WASHINGTON – Airbus Defence and Space on March 18 contracted with Arianespace to launch the EDRS-C laser-optical data-relay satellite in early 2017, a deal that follows contract discussions with rival launch-services provider SpaceX that drew fire from the French government.
At the contract signing ceremony, Evert Dudok, head of Airbus’ Communications, Intelligence and Security division, conceded that the company faced political pressure to pick the European launch-service provider, but insisted that Airbus management had resisted it.
“Clearly the political pressure was there but our management gave us a free hand,” Dudok said. “Each party made the necessary effort to make this happen and the contract we have signed is within the original investment volume foreseen.”
Dudok said Airbus is investing more than 130 mlllion euros ($145 million) in the European Data Relay Service, which in addition to EDRS-C features a laser-optical communications payload aboard a geostationary-orbiting satellite owned by Eutelsat and slated for launch this year.
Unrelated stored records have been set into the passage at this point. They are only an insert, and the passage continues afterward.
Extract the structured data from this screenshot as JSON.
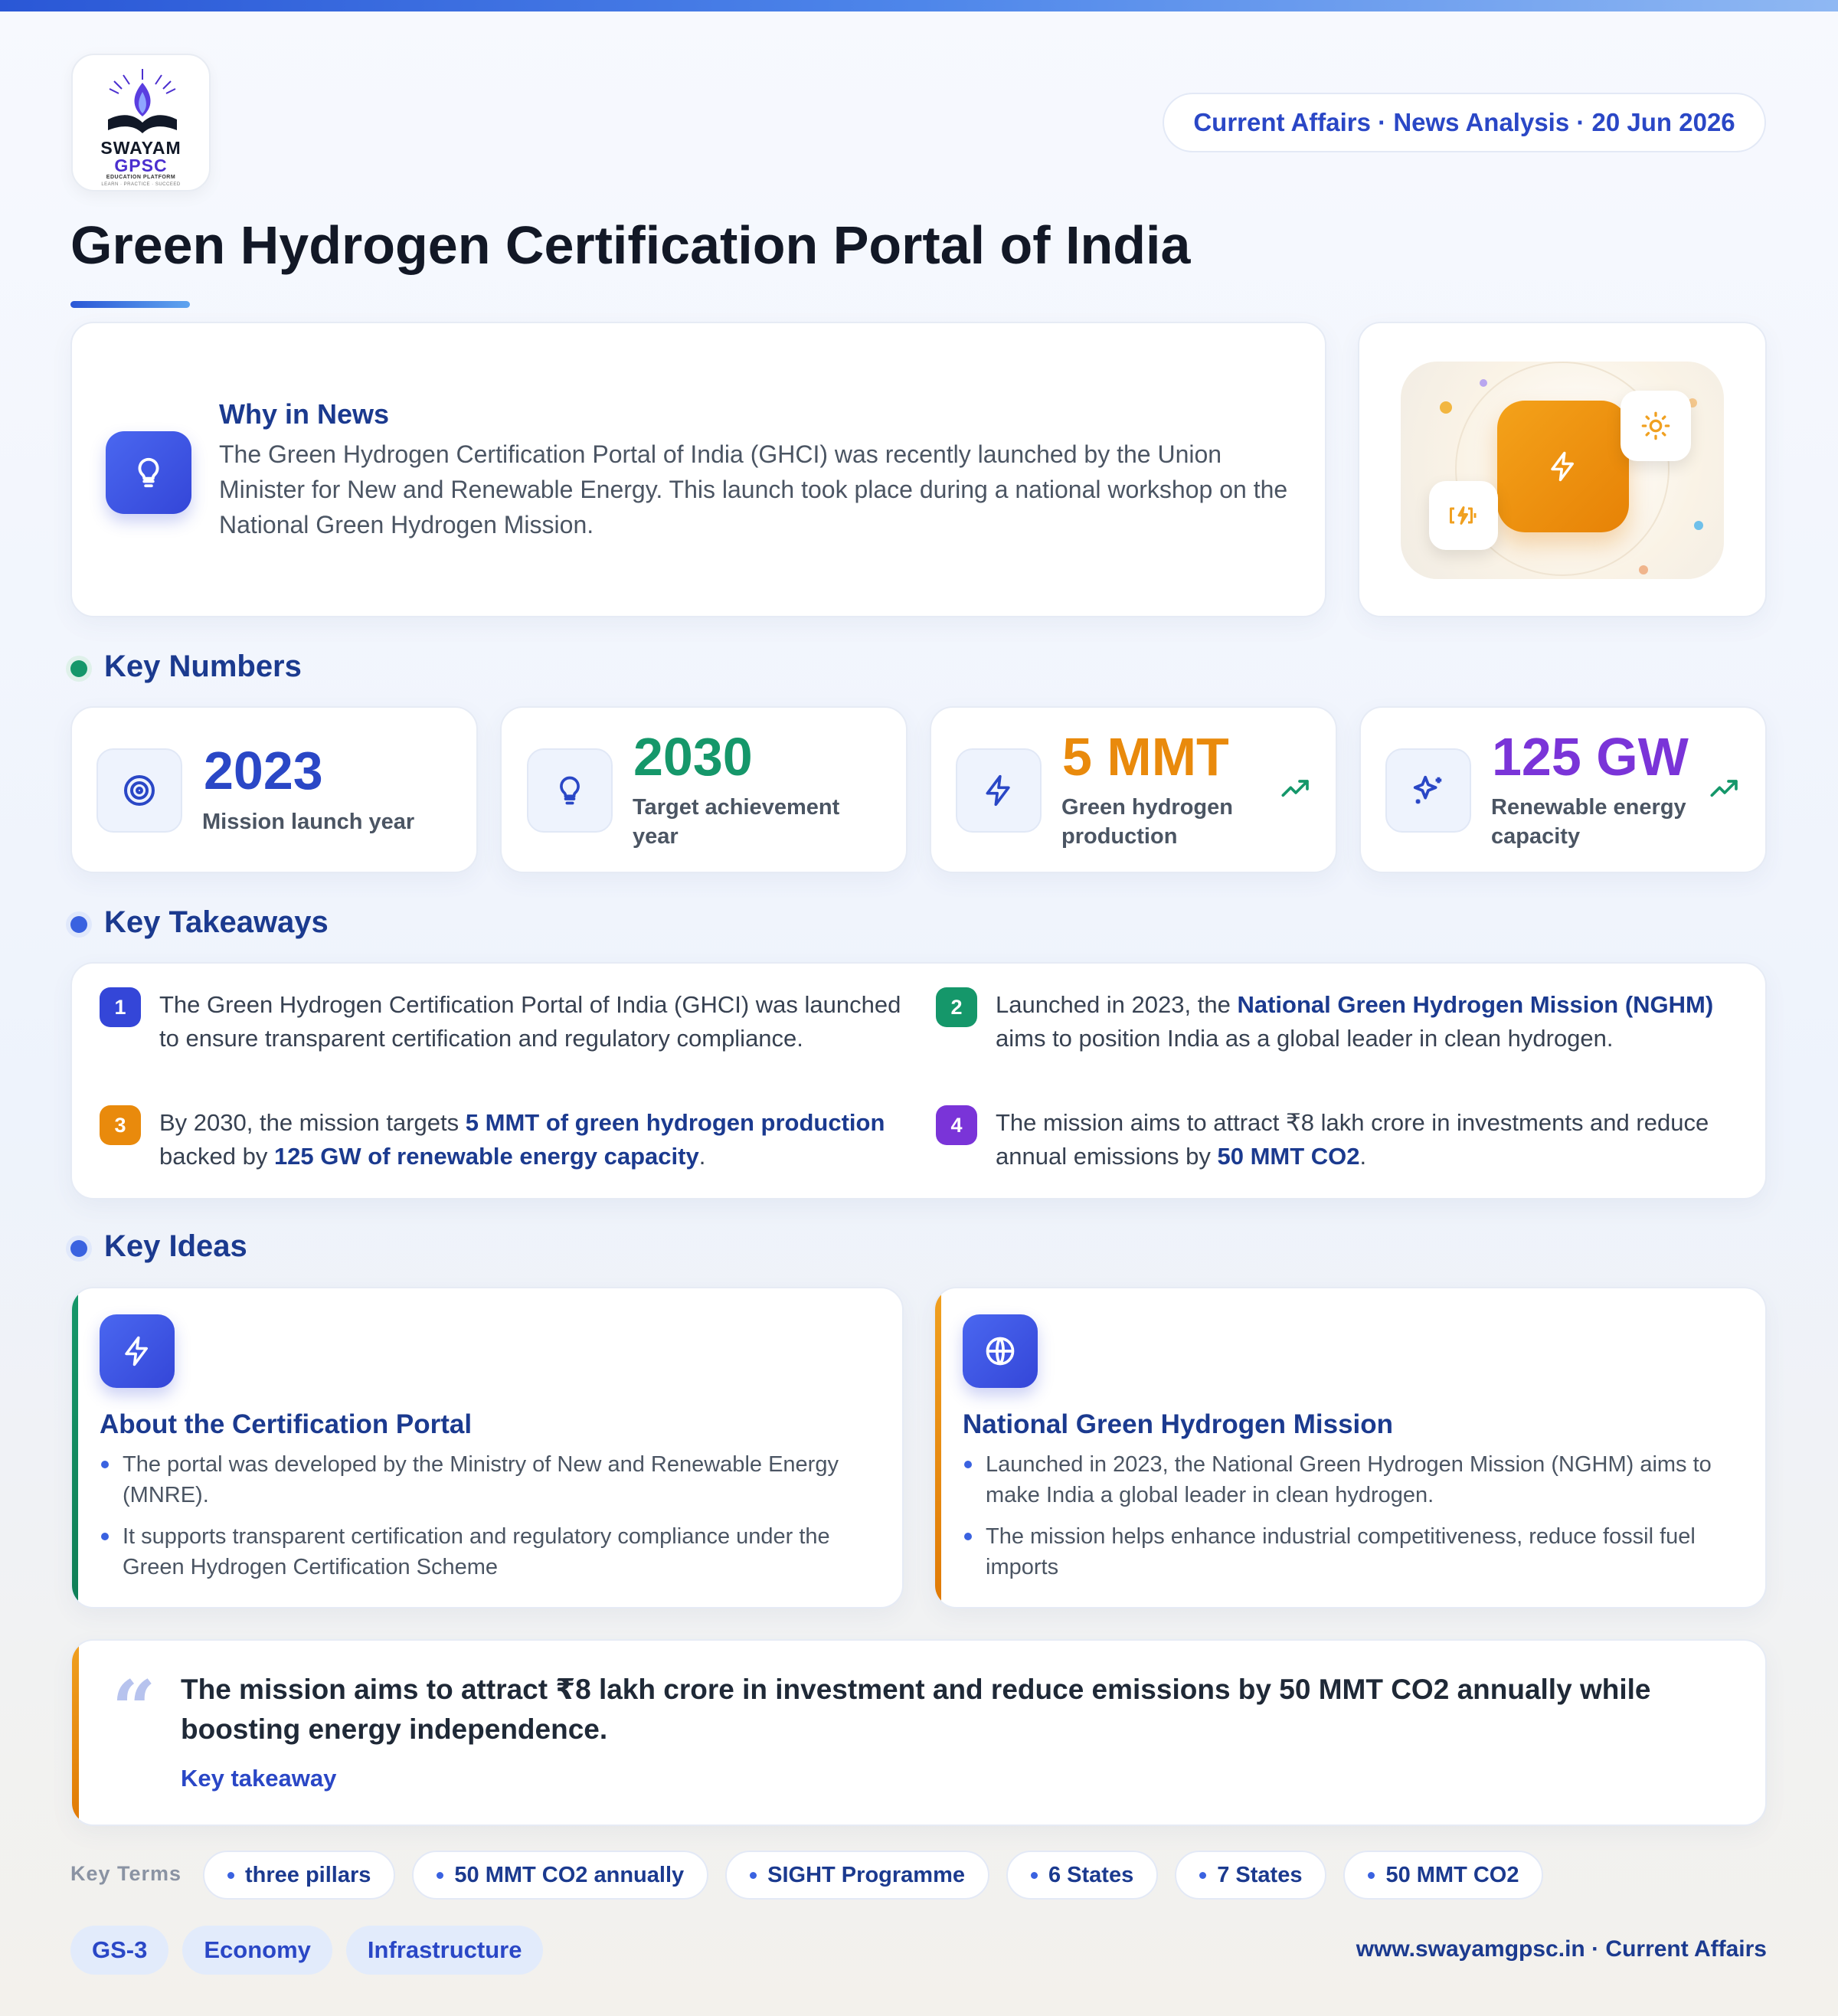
{
  "header": {
    "logo_line1": "SWAYAM",
    "logo_line2": "GPSC",
    "logo_line3": "EDUCATION PLATFORM",
    "logo_line4": "LEARN · PRACTICE · SUCCEED",
    "meta": "Current Affairs · News Analysis · 20 Jun 2026",
    "title": "Green Hydrogen Certification Portal of India"
  },
  "news": {
    "heading": "Why in News",
    "text": "The Green Hydrogen Certification Portal of India (GHCI) was recently launched by the Union Minister for New and Renewable Energy. This launch took place during a national workshop on the National Green Hydrogen Mission."
  },
  "sections": {
    "numbers": "Key Numbers",
    "takeaways": "Key Takeaways",
    "ideas": "Key Ideas"
  },
  "stats": [
    {
      "value": "2023",
      "label": "Mission launch year",
      "color": "#2a47c6",
      "icon": "target-icon"
    },
    {
      "value": "2030",
      "label": "Target achievement year",
      "color": "#15976a",
      "icon": "lightbulb-icon"
    },
    {
      "value": "5 MMT",
      "label": "Green hydrogen production",
      "color": "#e98a0c",
      "icon": "bolt-icon"
    },
    {
      "value": "125 GW",
      "label": "Renewable energy capacity",
      "color": "#7a34d8",
      "icon": "sparkle-icon"
    }
  ],
  "takeaways": [
    {
      "num": "1",
      "color": "#3446d8",
      "pre": "The Green Hydrogen Certification Portal of India (GHCI) was launched to ensure transparent certification and regulatory compliance.",
      "bold": "",
      "mid": "",
      "bold2": "",
      "post": ""
    },
    {
      "num": "2",
      "color": "#15976a",
      "pre": "Launched in 2023, the ",
      "bold": "National Green Hydrogen Mission (NGHM)",
      "mid": " aims to position India as a global leader in clean hydrogen.",
      "bold2": "",
      "post": ""
    },
    {
      "num": "3",
      "color": "#e98a0c",
      "pre": "By 2030, the mission targets ",
      "bold": "5 MMT of green hydrogen production",
      "mid": " backed by ",
      "bold2": "125 GW of renewable energy capacity",
      "post": "."
    },
    {
      "num": "4",
      "color": "#7a34d8",
      "pre": "The mission aims to attract ₹8 lakh crore in investments and reduce annual emissions by ",
      "bold": "50 MMT CO2",
      "mid": ".",
      "bold2": "",
      "post": ""
    }
  ],
  "ideas": [
    {
      "title": "About the Certification Portal",
      "stripe": "#15976a",
      "icon": "bolt-icon",
      "points": [
        "The portal was developed by the Ministry of New and Renewable Energy (MNRE).",
        "It supports transparent certification and regulatory compliance under the Green Hydrogen Certification Scheme"
      ]
    },
    {
      "title": "National Green Hydrogen Mission",
      "stripe": "#e98a0c",
      "icon": "globe-icon",
      "points": [
        "Launched in 2023, the National Green Hydrogen Mission (NGHM) aims to make India a global leader in clean hydrogen.",
        "The mission helps enhance industrial competitiveness, reduce fossil fuel imports"
      ]
    }
  ],
  "quote": {
    "mark": "“",
    "text": "The mission aims to attract ₹8 lakh crore in investment and reduce emissions by 50 MMT CO2 annually while boosting energy independence.",
    "label": "Key takeaway"
  },
  "key_terms": {
    "label": "Key Terms",
    "items": [
      "three pillars",
      "50 MMT CO2 annually",
      "SIGHT Programme",
      "6 States",
      "7 States",
      "50 MMT CO2"
    ]
  },
  "tags": [
    "GS-3",
    "Economy",
    "Infrastructure"
  ],
  "footer": "www.swayamgpsc.in · Current Affairs"
}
The EDRS payloads will be used to relay data from Earth observation spacecraft.
These Earth observation satellites for now – until Airbus expands the market – are all owned by the European Union’s Copernicus environment-monitoring program.
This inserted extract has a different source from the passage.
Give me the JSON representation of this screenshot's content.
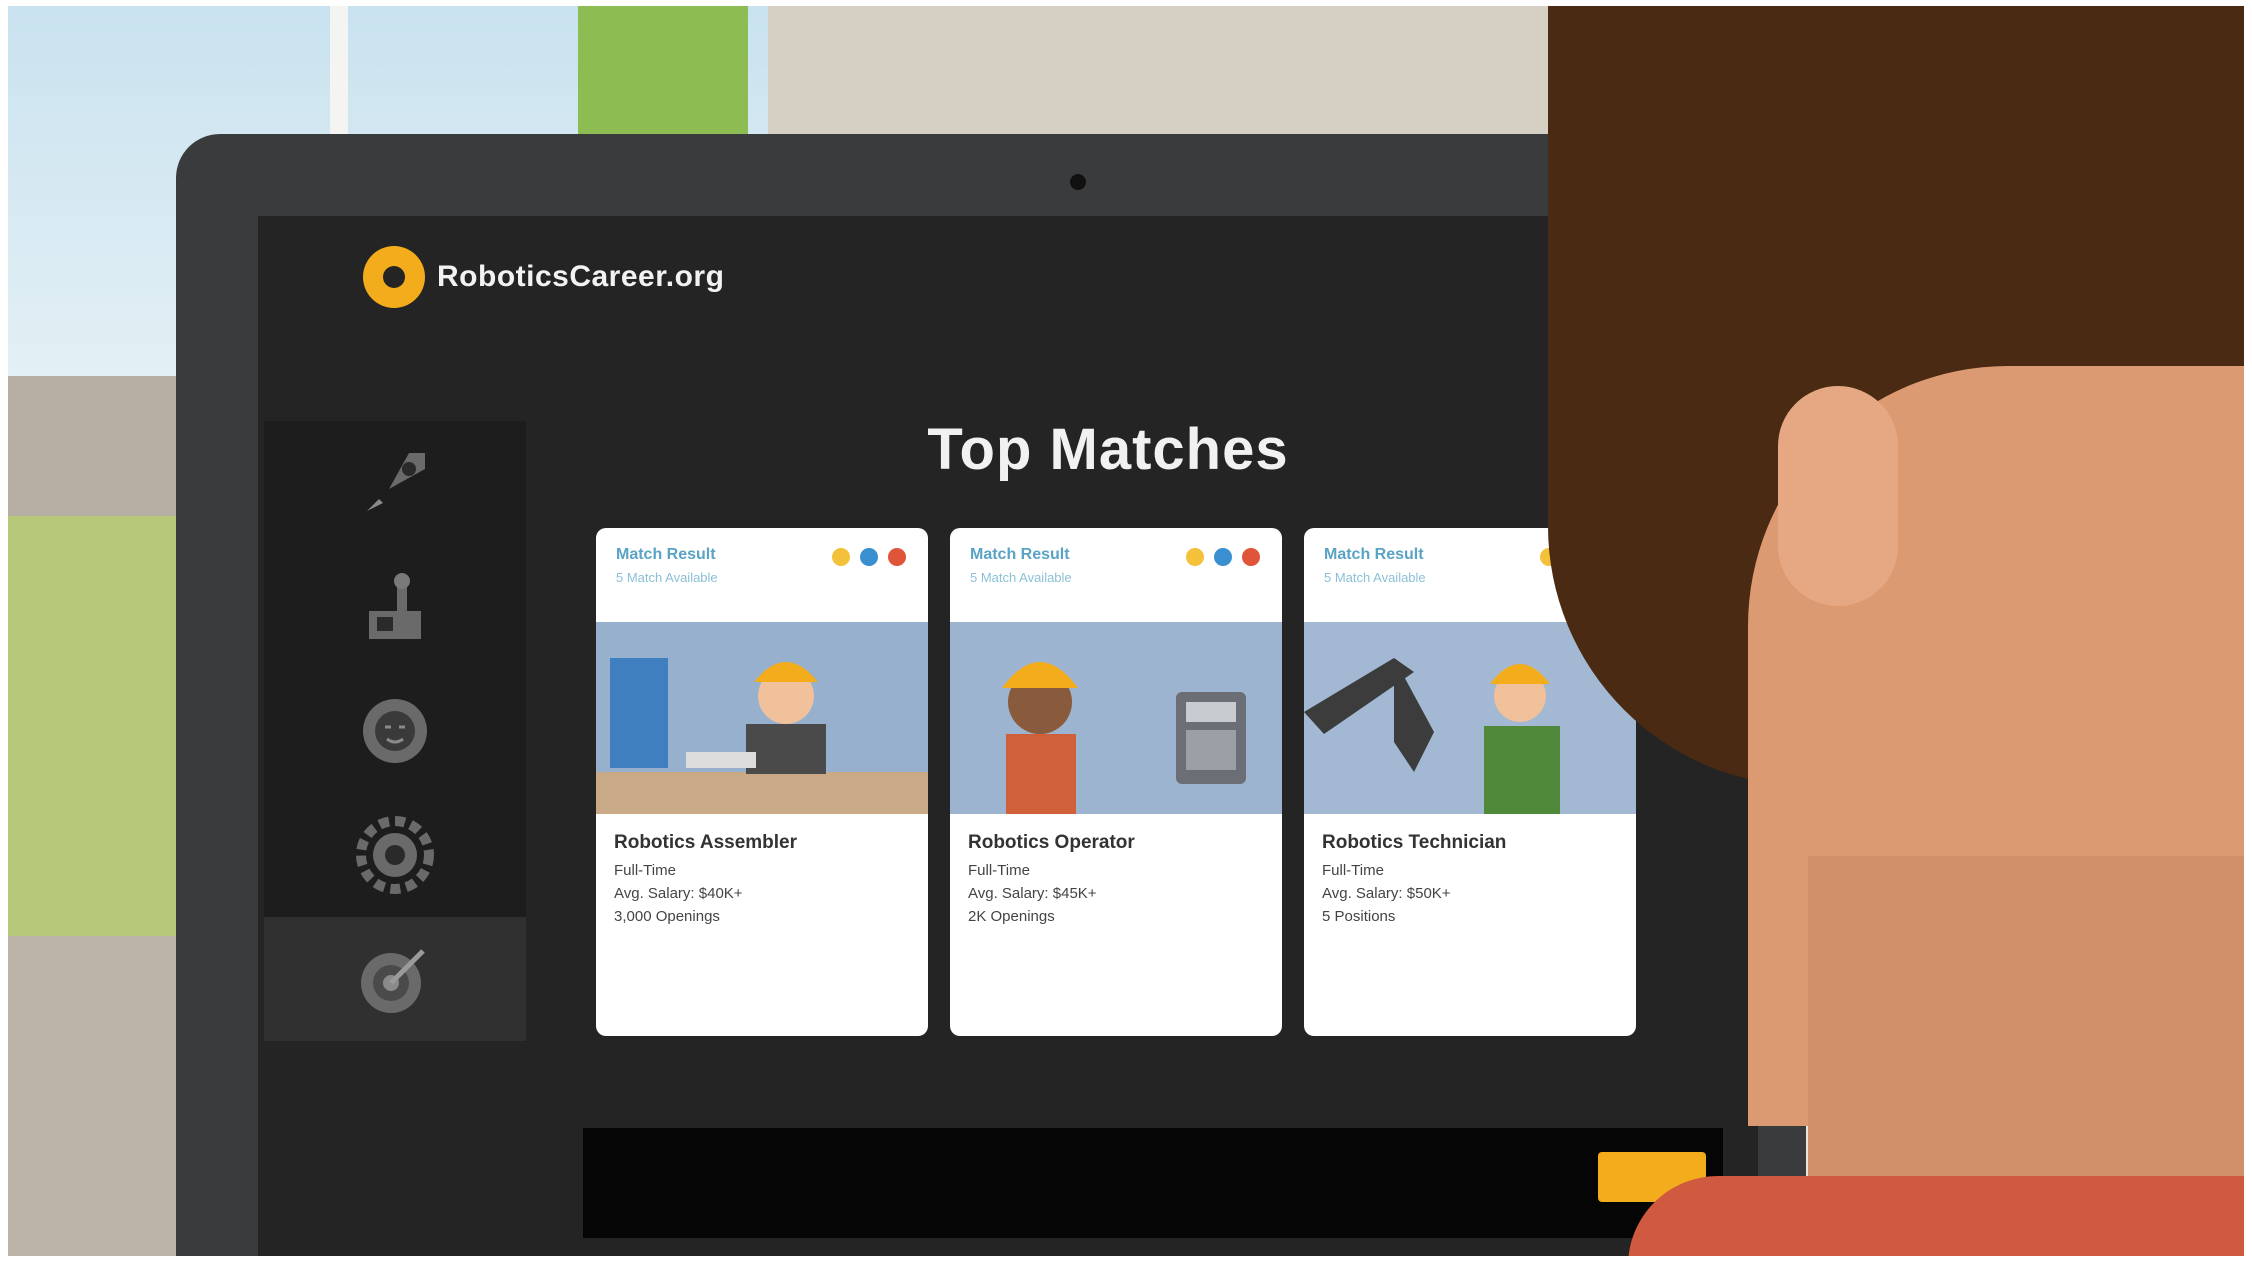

Dudok and Arianespace Chief Executive Stephane Israel said the French government did not tip the scales with an investment either in Airbus or Arianespace to beat the SpaceX price.
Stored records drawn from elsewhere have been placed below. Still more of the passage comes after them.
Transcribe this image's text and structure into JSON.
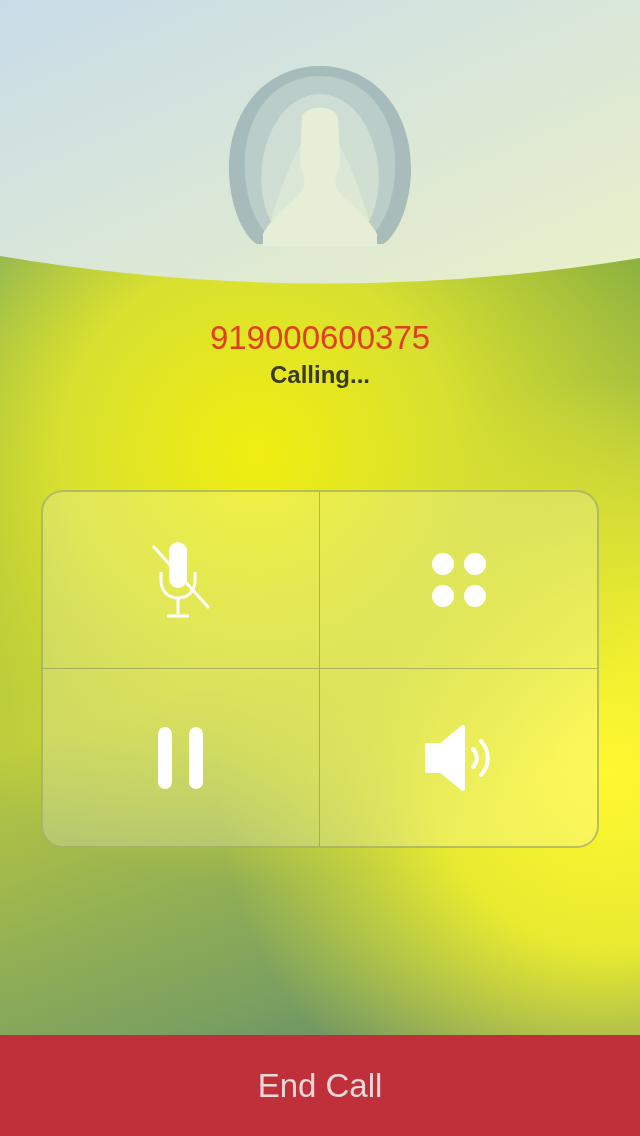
{
  "contact": {
    "number": "919000600375",
    "status": "Calling..."
  },
  "controls": [
    {
      "kind": "mute"
    },
    {
      "kind": "keypad"
    },
    {
      "kind": "hold"
    },
    {
      "kind": "speaker"
    }
  ],
  "end_button": {
    "label": "End Call"
  }
}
“There was no cash from the French government,” Dudok said. “This was a purely business arrangement between Arianespace and SpaceX.”
Dudok did not directly answer the question of whether a SpaceX launch would have been less expensive than the Arianespace contract.
EDRS-C will ride in the heavy-lift Ariane 5 rocket’s lower berth as the smaller of two satellites carried on most Ariane 5 missions. Dudok said, and Israel has confirmed, that Arianespace has lowered prices for its lower-berth passengers in the past year.
Dudok said the price obtained by Airbus from Arianespace was lower than it would have been a year or two ago. “We made clear we needed a market-competitive price,” Dudok said.